▸ Required work
Every line below that holds the word "path" must be listed.

START Input for this task

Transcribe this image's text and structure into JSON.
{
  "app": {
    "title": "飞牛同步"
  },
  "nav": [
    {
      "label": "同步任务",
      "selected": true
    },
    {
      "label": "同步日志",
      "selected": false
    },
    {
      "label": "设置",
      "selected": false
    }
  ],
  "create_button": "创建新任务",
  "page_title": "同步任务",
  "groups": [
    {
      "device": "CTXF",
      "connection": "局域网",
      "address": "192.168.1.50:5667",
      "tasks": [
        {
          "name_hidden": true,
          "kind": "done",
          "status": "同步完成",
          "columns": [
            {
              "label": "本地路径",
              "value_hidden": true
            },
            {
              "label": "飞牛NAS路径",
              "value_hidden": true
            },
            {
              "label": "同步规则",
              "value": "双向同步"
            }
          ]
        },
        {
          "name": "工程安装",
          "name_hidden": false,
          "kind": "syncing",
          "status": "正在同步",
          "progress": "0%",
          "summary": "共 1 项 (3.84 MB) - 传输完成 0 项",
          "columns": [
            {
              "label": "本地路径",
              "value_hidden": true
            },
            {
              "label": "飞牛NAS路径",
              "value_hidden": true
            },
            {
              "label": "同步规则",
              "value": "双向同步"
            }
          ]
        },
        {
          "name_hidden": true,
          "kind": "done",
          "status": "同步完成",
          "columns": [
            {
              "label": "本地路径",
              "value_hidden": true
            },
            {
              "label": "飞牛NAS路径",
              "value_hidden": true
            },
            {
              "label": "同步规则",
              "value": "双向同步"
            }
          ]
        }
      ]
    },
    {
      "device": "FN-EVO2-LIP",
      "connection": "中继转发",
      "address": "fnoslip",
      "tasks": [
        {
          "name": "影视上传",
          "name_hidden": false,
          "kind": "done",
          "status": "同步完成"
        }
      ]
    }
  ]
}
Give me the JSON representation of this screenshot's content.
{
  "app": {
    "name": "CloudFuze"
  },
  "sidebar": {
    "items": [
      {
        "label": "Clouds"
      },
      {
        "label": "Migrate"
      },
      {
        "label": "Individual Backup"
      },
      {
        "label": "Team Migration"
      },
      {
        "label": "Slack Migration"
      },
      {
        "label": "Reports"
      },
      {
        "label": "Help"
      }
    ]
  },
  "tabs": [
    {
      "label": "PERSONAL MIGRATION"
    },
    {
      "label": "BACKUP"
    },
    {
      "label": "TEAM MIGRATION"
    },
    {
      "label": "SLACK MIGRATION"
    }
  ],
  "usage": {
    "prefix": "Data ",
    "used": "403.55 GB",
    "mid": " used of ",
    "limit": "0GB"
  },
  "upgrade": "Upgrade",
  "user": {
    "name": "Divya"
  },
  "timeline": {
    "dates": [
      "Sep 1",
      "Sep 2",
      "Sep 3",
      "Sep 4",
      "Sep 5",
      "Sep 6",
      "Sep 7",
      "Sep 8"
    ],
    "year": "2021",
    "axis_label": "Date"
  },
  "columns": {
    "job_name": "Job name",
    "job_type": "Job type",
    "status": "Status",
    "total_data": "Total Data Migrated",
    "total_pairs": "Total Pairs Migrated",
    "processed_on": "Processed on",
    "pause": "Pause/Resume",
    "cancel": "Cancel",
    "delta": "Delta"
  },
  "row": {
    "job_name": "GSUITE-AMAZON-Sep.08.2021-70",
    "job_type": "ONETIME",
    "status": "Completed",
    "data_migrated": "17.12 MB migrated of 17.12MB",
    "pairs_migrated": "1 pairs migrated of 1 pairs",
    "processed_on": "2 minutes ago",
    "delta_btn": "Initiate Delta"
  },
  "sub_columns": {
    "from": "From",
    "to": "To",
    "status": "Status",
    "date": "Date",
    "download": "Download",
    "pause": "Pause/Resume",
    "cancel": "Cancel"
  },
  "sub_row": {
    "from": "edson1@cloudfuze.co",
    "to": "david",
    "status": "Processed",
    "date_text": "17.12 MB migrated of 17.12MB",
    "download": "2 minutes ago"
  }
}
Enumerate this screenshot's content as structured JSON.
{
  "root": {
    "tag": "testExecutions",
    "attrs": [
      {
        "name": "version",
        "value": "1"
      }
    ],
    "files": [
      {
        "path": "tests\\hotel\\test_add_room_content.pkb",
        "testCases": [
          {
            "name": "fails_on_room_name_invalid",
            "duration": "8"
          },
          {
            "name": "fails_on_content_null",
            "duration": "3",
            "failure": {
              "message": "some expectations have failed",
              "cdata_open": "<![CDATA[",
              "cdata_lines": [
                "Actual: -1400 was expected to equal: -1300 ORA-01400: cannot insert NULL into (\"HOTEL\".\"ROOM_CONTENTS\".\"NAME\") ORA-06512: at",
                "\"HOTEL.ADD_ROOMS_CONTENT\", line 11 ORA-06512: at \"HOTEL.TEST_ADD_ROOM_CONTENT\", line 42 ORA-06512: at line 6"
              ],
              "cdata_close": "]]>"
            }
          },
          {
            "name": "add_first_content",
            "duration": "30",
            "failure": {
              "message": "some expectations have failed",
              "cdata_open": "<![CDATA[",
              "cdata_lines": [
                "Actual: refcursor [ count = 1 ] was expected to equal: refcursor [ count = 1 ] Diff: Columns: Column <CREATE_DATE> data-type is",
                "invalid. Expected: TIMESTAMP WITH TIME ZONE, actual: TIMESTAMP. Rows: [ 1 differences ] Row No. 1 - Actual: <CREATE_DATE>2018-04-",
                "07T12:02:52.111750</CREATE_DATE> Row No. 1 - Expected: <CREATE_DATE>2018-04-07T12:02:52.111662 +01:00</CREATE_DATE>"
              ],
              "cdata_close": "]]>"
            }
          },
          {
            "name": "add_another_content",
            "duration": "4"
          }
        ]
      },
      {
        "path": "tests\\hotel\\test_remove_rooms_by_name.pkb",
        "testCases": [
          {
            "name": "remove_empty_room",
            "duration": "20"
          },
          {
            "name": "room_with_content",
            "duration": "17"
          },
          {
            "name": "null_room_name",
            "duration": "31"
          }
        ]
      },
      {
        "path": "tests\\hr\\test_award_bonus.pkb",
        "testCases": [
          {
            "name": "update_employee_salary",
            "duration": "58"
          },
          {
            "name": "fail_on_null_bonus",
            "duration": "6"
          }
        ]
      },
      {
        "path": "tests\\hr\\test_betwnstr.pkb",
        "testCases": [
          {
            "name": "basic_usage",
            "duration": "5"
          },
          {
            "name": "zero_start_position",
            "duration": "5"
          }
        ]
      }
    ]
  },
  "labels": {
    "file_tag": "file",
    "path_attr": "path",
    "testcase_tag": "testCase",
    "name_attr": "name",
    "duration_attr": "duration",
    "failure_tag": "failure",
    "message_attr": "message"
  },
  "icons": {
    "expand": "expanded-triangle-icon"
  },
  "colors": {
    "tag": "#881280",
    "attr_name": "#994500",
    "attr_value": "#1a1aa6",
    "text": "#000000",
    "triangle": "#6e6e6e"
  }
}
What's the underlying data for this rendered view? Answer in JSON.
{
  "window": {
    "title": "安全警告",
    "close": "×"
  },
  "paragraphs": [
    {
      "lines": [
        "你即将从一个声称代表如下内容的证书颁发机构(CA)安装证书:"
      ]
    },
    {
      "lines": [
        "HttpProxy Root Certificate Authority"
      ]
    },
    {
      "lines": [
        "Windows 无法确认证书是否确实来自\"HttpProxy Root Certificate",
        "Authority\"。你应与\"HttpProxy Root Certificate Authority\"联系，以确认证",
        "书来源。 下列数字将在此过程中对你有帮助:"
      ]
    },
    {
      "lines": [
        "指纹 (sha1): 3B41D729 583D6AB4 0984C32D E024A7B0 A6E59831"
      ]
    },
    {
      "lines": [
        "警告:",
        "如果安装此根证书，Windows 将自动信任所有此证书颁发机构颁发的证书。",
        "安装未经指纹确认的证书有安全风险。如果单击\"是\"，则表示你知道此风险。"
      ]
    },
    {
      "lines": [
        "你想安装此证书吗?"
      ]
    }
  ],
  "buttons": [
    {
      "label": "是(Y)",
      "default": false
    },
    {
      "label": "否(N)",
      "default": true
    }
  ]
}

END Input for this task

▸ Exercise response
        "path": "tests\\hotel\\test_add_room_content.pkb",
        "path": "tests\\hotel\\test_remove_rooms_by_name.pkb",
        "path": "tests\\hr\\test_award_bonus.pkb",
        "path": "tests\\hr\\test_betwnstr.pkb",
    "path_attr": "path",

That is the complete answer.